▶ _Aim of the exercise_
An exact copy of the data is needed, but without any of its images.

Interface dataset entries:
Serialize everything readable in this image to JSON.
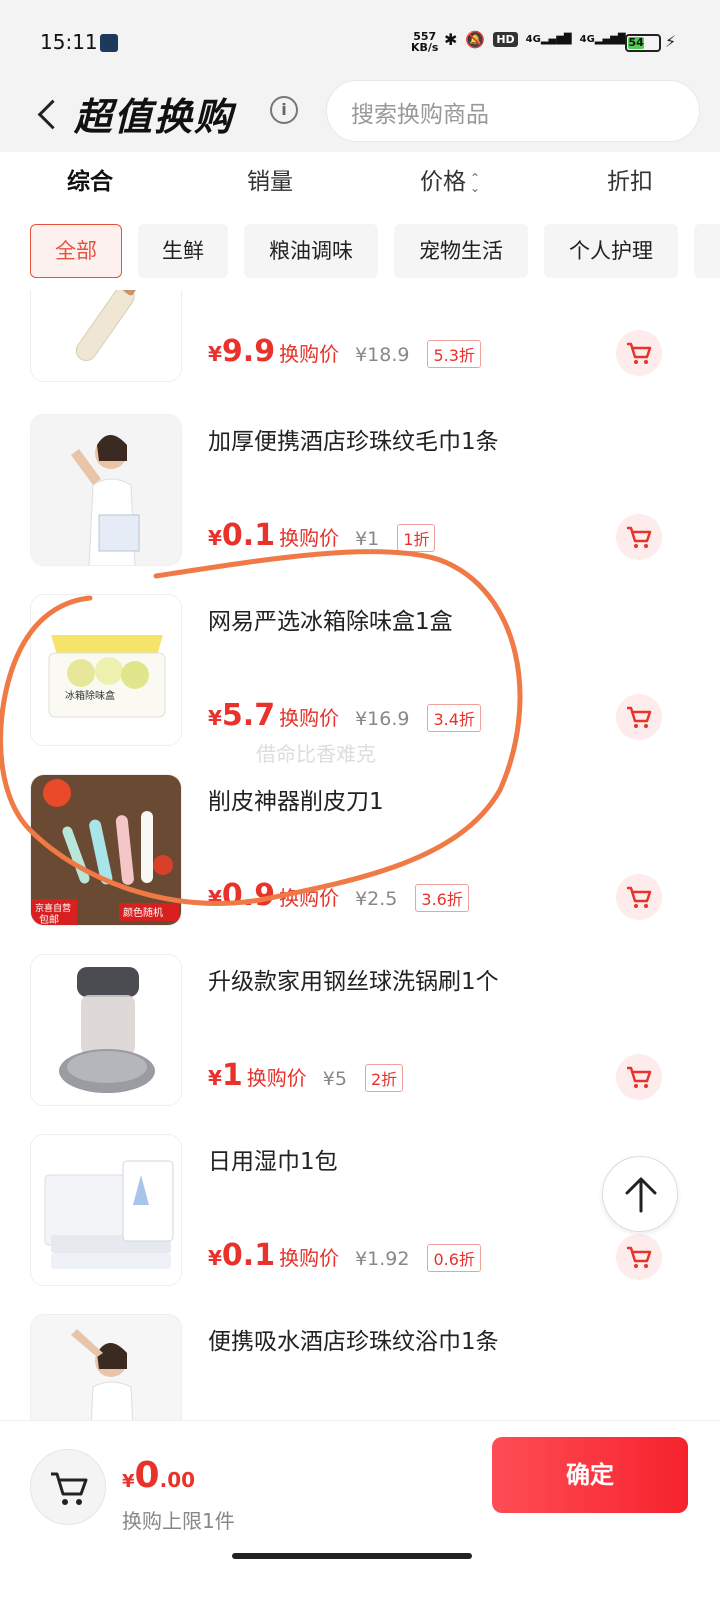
{
  "status": {
    "time": "15:11",
    "speed_value": "557",
    "speed_unit": "KB/s",
    "hd": "HD",
    "net1": "4G",
    "net2": "4G",
    "battery": "54"
  },
  "header": {
    "title": "超值换购",
    "info_icon": "info-icon",
    "search_placeholder": "搜索换购商品"
  },
  "sort_tabs": [
    "综合",
    "销量",
    "价格",
    "折扣"
  ],
  "categories": [
    "全部",
    "生鲜",
    "粮油调味",
    "宠物生活",
    "个人护理"
  ],
  "price_label": "换购价",
  "products": [
    {
      "name": "",
      "yen": "¥",
      "price": "9.9",
      "orig": "¥18.9",
      "discount": "5.3折"
    },
    {
      "name": "加厚便携酒店珍珠纹毛巾1条",
      "yen": "¥",
      "price": "0.1",
      "orig": "¥1",
      "discount": "1折"
    },
    {
      "name": "网易严选冰箱除味盒1盒",
      "yen": "¥",
      "price": "5.7",
      "orig": "¥16.9",
      "discount": "3.4折",
      "thumb_text": "冰箱除味盒"
    },
    {
      "name": "削皮神器削皮刀1",
      "yen": "¥",
      "price": "0.9",
      "orig": "¥2.5",
      "discount": "3.6折",
      "thumb_badge1": "京喜自营",
      "thumb_badge2": "包邮",
      "thumb_badge3": "颜色随机"
    },
    {
      "name": "升级款家用钢丝球洗锅刷1个",
      "yen": "¥",
      "price": "1",
      "orig": "¥5",
      "discount": "2折"
    },
    {
      "name": "日用湿巾1包",
      "yen": "¥",
      "price": "0.1",
      "orig": "¥1.92",
      "discount": "0.6折"
    },
    {
      "name": "便携吸水酒店珍珠纹浴巾1条",
      "yen": "",
      "price": "",
      "orig": "",
      "discount": ""
    }
  ],
  "bottom": {
    "yen": "¥",
    "total_big": "0",
    "total_small": ".00",
    "limit": "换购上限1件",
    "confirm": "确定"
  },
  "watermark": "借命比香难克",
  "colors": {
    "accent": "#e8322b",
    "annotation": "#f07a45"
  }
}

▶ _Solution_
Serialize everything readable in this image to JSON.
{
  "status": {
    "time": "15:11",
    "speed_value": "557",
    "speed_unit": "KB/s",
    "hd": "HD",
    "net1": "4G",
    "net2": "4G",
    "battery": "54"
  },
  "header": {
    "title": "超值换购",
    "info_icon": "info-icon",
    "search_placeholder": "搜索换购商品"
  },
  "sort_tabs": [
    "综合",
    "销量",
    "价格",
    "折扣"
  ],
  "categories": [
    "全部",
    "生鲜",
    "粮油调味",
    "宠物生活",
    "个人护理"
  ],
  "price_label": "换购价",
  "products": [
    {
      "name": "",
      "yen": "¥",
      "price": "9.9",
      "orig": "¥18.9",
      "discount": "5.3折"
    },
    {
      "name": "加厚便携酒店珍珠纹毛巾1条",
      "yen": "¥",
      "price": "0.1",
      "orig": "¥1",
      "discount": "1折"
    },
    {
      "name": "网易严选冰箱除味盒1盒",
      "yen": "¥",
      "price": "5.7",
      "orig": "¥16.9",
      "discount": "3.4折",
      "thumb_text": "冰箱除味盒"
    },
    {
      "name": "削皮神器削皮刀1",
      "yen": "¥",
      "price": "0.9",
      "orig": "¥2.5",
      "discount": "3.6折",
      "thumb_badge1": "京喜自营",
      "thumb_badge2": "包邮",
      "thumb_badge3": "颜色随机"
    },
    {
      "name": "升级款家用钢丝球洗锅刷1个",
      "yen": "¥",
      "price": "1",
      "orig": "¥5",
      "discount": "2折"
    },
    {
      "name": "日用湿巾1包",
      "yen": "¥",
      "price": "0.1",
      "orig": "¥1.92",
      "discount": "0.6折"
    },
    {
      "name": "便携吸水酒店珍珠纹浴巾1条",
      "yen": "",
      "price": "",
      "orig": "",
      "discount": ""
    }
  ],
  "bottom": {
    "yen": "¥",
    "total_big": "0",
    "total_small": ".00",
    "limit": "换购上限1件",
    "confirm": "确定"
  },
  "watermark": "借命比香难克",
  "colors": {
    "accent": "#e8322b",
    "annotation": "#f07a45"
  }
}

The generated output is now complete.